When we p…

Client Support – Beyond the Help Desk

Whether you’re implementing software, building custom applications or working on a new process flow – most people think you’re done when you hand the deliverables over to your client. Your client probably doesn’t agree so let’s take a look at post-project client support.
Post-project support often takes a back seat to selling and refining processes for new work – which is a shame because effective support helps: ·Sales teams sell more product to happy, existing clients and their referrals, ·Engineering to build more, new software instead of handling esca

How to Run a New Hire Bootcamp

This article will help you run a boot camp – a rapid training program for new hires. It’s a great approach if your team is growing fast and you’re hiring several people into similar roles.

Step One – Hiring: Schedule your boot camps a few weeks in the future then give the people you’re hiring the same start date. (Start dates that leave a gap before the next boot camp can erode your bottom line because untrained new hires aren’t very productive.)

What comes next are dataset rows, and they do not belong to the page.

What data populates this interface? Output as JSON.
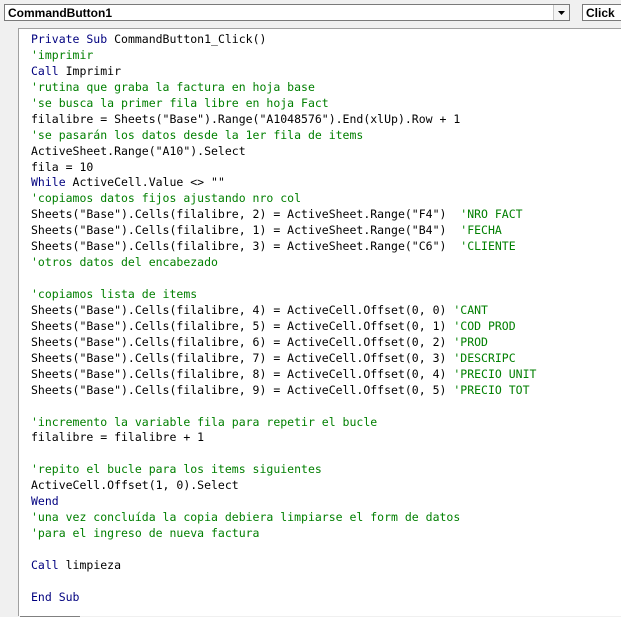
{
  "toolbar": {
    "object_combo": "CommandButton1",
    "procedure_combo": "Click"
  },
  "code_lines": [
    [
      {
        "t": "kw",
        "s": "Private Sub "
      },
      {
        "t": "n",
        "s": "CommandButton1_Click()"
      }
    ],
    [
      {
        "t": "cm",
        "s": "'imprimir"
      }
    ],
    [
      {
        "t": "kw",
        "s": "Call "
      },
      {
        "t": "n",
        "s": "Imprimir"
      }
    ],
    [
      {
        "t": "cm",
        "s": "'rutina que graba la factura en hoja base"
      }
    ],
    [
      {
        "t": "cm",
        "s": "'se busca la primer fila libre en hoja Fact"
      }
    ],
    [
      {
        "t": "n",
        "s": "filalibre = Sheets(\"Base\").Range(\"A1048576\").End(xlUp).Row + 1"
      }
    ],
    [
      {
        "t": "cm",
        "s": "'se pasarán los datos desde la 1er fila de items"
      }
    ],
    [
      {
        "t": "n",
        "s": "ActiveSheet.Range(\"A10\").Select"
      }
    ],
    [
      {
        "t": "n",
        "s": "fila = 10"
      }
    ],
    [
      {
        "t": "kw",
        "s": "While "
      },
      {
        "t": "n",
        "s": "ActiveCell.Value <> \"\""
      }
    ],
    [
      {
        "t": "cm",
        "s": "'copiamos datos fijos ajustando nro col"
      }
    ],
    [
      {
        "t": "n",
        "s": "Sheets(\"Base\").Cells(filalibre, 2) = ActiveSheet.Range(\"F4\")  "
      },
      {
        "t": "cm",
        "s": "'NRO FACT"
      }
    ],
    [
      {
        "t": "n",
        "s": "Sheets(\"Base\").Cells(filalibre, 1) = ActiveSheet.Range(\"B4\")  "
      },
      {
        "t": "cm",
        "s": "'FECHA"
      }
    ],
    [
      {
        "t": "n",
        "s": "Sheets(\"Base\").Cells(filalibre, 3) = ActiveSheet.Range(\"C6\")  "
      },
      {
        "t": "cm",
        "s": "'CLIENTE"
      }
    ],
    [
      {
        "t": "cm",
        "s": "'otros datos del encabezado"
      }
    ],
    [
      {
        "t": "n",
        "s": ""
      }
    ],
    [
      {
        "t": "cm",
        "s": "'copiamos lista de items"
      }
    ],
    [
      {
        "t": "n",
        "s": "Sheets(\"Base\").Cells(filalibre, 4) = ActiveCell.Offset(0, 0) "
      },
      {
        "t": "cm",
        "s": "'CANT"
      }
    ],
    [
      {
        "t": "n",
        "s": "Sheets(\"Base\").Cells(filalibre, 5) = ActiveCell.Offset(0, 1) "
      },
      {
        "t": "cm",
        "s": "'COD PROD"
      }
    ],
    [
      {
        "t": "n",
        "s": "Sheets(\"Base\").Cells(filalibre, 6) = ActiveCell.Offset(0, 2) "
      },
      {
        "t": "cm",
        "s": "'PROD"
      }
    ],
    [
      {
        "t": "n",
        "s": "Sheets(\"Base\").Cells(filalibre, 7) = ActiveCell.Offset(0, 3) "
      },
      {
        "t": "cm",
        "s": "'DESCRIPC"
      }
    ],
    [
      {
        "t": "n",
        "s": "Sheets(\"Base\").Cells(filalibre, 8) = ActiveCell.Offset(0, 4) "
      },
      {
        "t": "cm",
        "s": "'PRECIO UNIT"
      }
    ],
    [
      {
        "t": "n",
        "s": "Sheets(\"Base\").Cells(filalibre, 9) = ActiveCell.Offset(0, 5) "
      },
      {
        "t": "cm",
        "s": "'PRECIO TOT"
      }
    ],
    [
      {
        "t": "n",
        "s": ""
      }
    ],
    [
      {
        "t": "cm",
        "s": "'incremento la variable fila para repetir el bucle"
      }
    ],
    [
      {
        "t": "n",
        "s": "filalibre = filalibre + 1"
      }
    ],
    [
      {
        "t": "n",
        "s": ""
      }
    ],
    [
      {
        "t": "cm",
        "s": "'repito el bucle para los items siguientes"
      }
    ],
    [
      {
        "t": "n",
        "s": "ActiveCell.Offset(1, 0).Select"
      }
    ],
    [
      {
        "t": "kw",
        "s": "Wend"
      }
    ],
    [
      {
        "t": "cm",
        "s": "'una vez concluída la copia debiera limpiarse el form de datos"
      }
    ],
    [
      {
        "t": "cm",
        "s": "'para el ingreso de nueva factura"
      }
    ],
    [
      {
        "t": "n",
        "s": ""
      }
    ],
    [
      {
        "t": "kw",
        "s": "Call "
      },
      {
        "t": "n",
        "s": "limpieza"
      }
    ],
    [
      {
        "t": "n",
        "s": ""
      }
    ],
    [
      {
        "t": "kw",
        "s": "End Sub"
      }
    ]
  ],
  "colors": {
    "keyword": "#00007f",
    "comment": "#007f00",
    "text": "#000000"
  },
  "icons": {
    "dropdown": "chevron-down-icon"
  }
}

Step Two – Think about travel and HR on boarding: I hire people from all over the country and my company has a standard half-day HR orientation program. With this in mind, I know my training has to start Monday afternoon after the HR on boarding and I want to leave Friday afternoon free for travel. In return for letting my new hires travel home Friday afternoon, I run boot camps from 8:00 to 6:00 Monday through Thursday and from 8:00 to noon on Friday.

Step Three – Variety: Most new hires need a mix of soft skill, industry and p…